THE VALUE OF DISCOUNTS
My favorite marketing story involves two new upscale, chophouse-style restaurants in neighboring towns, each of which found itself struggling to establish a regular lunch crowd. Each featured a new, trendy, gorgeous building placed smack in the middle of business districts. Each put together a creative, high-quality menu and each offered very reasonable lunch prices. However, after just a year, the management of each contemplated shutting down for lunch and just remaining open for dinner.
The first of the two restaurants tried a prix fixe menu, in which entrees from the regular lunch menu were listed among a few new entrees on an insert stuffed inside the menu. The entrees copied from the regular menu were listed at the same price on the insert. Atop the insert was the heading, “Ten Items Under $10”. Needless to say, food cost on most of the entrees was not great. The idea was merely to get fannies in the seats, and it worked. Lunch business exploded in a matter of months, as word spread of the great value and affordable prices throughout the town. Meanwhile, the second restaurant wound up shutting down for lunch (it eventually re-opened, using a prix fixe menu).
Prix fixes or special menus are a major trend in the restaurant business, especially in high end restaurants and steakhouses. A cursory scan of restaurant websites yields an array of special menus and price reductions, discounts and family offers, prix fixes and more prix fixes. They are the trendy answer to the question: How does your business demonstrate value? In the above example, the answer was to copy a few entrees onto another piece of paper using a slightly different font, and place it front-and-center before the guests. This worked astoundingly well because the restaurant was able to offer the same high quality of food and impeccable level of service as it does it dinner. The price reduction went hand-in-hand with the typical high quality. It addressed the major question patrons of this restaurant had. How can I afford to eat at a place like this except on special occasions?
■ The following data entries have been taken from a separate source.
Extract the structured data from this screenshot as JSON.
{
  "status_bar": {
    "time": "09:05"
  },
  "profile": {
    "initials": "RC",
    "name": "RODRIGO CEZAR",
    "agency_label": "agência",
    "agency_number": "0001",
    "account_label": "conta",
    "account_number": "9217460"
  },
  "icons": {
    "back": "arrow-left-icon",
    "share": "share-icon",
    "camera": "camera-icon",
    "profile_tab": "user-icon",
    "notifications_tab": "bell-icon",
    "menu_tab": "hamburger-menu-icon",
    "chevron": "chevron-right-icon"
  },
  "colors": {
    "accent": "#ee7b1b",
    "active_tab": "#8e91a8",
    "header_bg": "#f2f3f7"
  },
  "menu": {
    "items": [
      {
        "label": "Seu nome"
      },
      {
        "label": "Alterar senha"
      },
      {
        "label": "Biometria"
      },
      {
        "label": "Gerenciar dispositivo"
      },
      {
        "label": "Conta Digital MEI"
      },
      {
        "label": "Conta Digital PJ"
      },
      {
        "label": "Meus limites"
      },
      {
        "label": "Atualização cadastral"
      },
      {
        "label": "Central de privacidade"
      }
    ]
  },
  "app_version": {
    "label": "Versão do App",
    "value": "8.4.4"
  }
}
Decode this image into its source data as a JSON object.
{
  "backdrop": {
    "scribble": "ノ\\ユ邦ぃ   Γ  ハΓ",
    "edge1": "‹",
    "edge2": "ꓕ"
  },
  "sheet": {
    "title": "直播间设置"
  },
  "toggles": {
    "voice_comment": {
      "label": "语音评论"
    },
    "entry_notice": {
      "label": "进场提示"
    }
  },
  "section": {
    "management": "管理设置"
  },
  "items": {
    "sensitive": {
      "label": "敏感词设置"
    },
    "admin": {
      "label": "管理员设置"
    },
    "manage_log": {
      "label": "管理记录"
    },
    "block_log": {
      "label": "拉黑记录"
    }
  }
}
It is highly likely that your new restaurant has to find a way to demonstrate value. There a variety of ways to do this, but none is easier than supplying discounts and prix fixe menus. These measures are not always about the margin. In fact, they tend to be simply about getting the door open to new clientele. Prix fixes hinge on the perception of value. They juxtapose an original price with an actual price in the way that retail clothing stores stick discount tags on clothing. Customers can do the math on what they’re saving. When this is attached to the high standards of food and execution that your restaurant aims for, it can be a very powerful incentive.
On the down side, prix fixes, discounts and special menus have the potential drawback of being the only reason that your guests will come. Nobody wants to be known as “the discount restaurant”, just as no operator wants his customers waiting for the ad in the paper announcing the new offer before deciding to come in for dinner. In many cases, prix fixes often have to be the exception rather than the norm. Therefore, prix fixes that are attached to occasions such as holidays, or which are announced to be only valid for a limited time, can often be effective. Additionally, when prix fixes are issued as promotional offers to guests on an email list, or other exclusive roster, a further sense of value is conveyed. Mailing list offers incentivize guests to come in more frequently and can connote the sense that they are valued, or are VIPs.
Prix fixes have become prolific in recent years as a response to the faltering economy. With declining levels of disposable income for many families and operators looking around at empty banquettes, the need to meet guests halfway has grown exponentially. It is usually not enough nowadays to fabricate an elaborate, delicious menu and combine it with a gleaming kitchen, faultless equipment, impeccable staff and a clean, inviting atmosphere. The restaurant industry in our new economy often demands that operators find a way to demonstrate value. It’s therefore worth asking yourself this essential question: how are your guests going to perceive value at your establishment?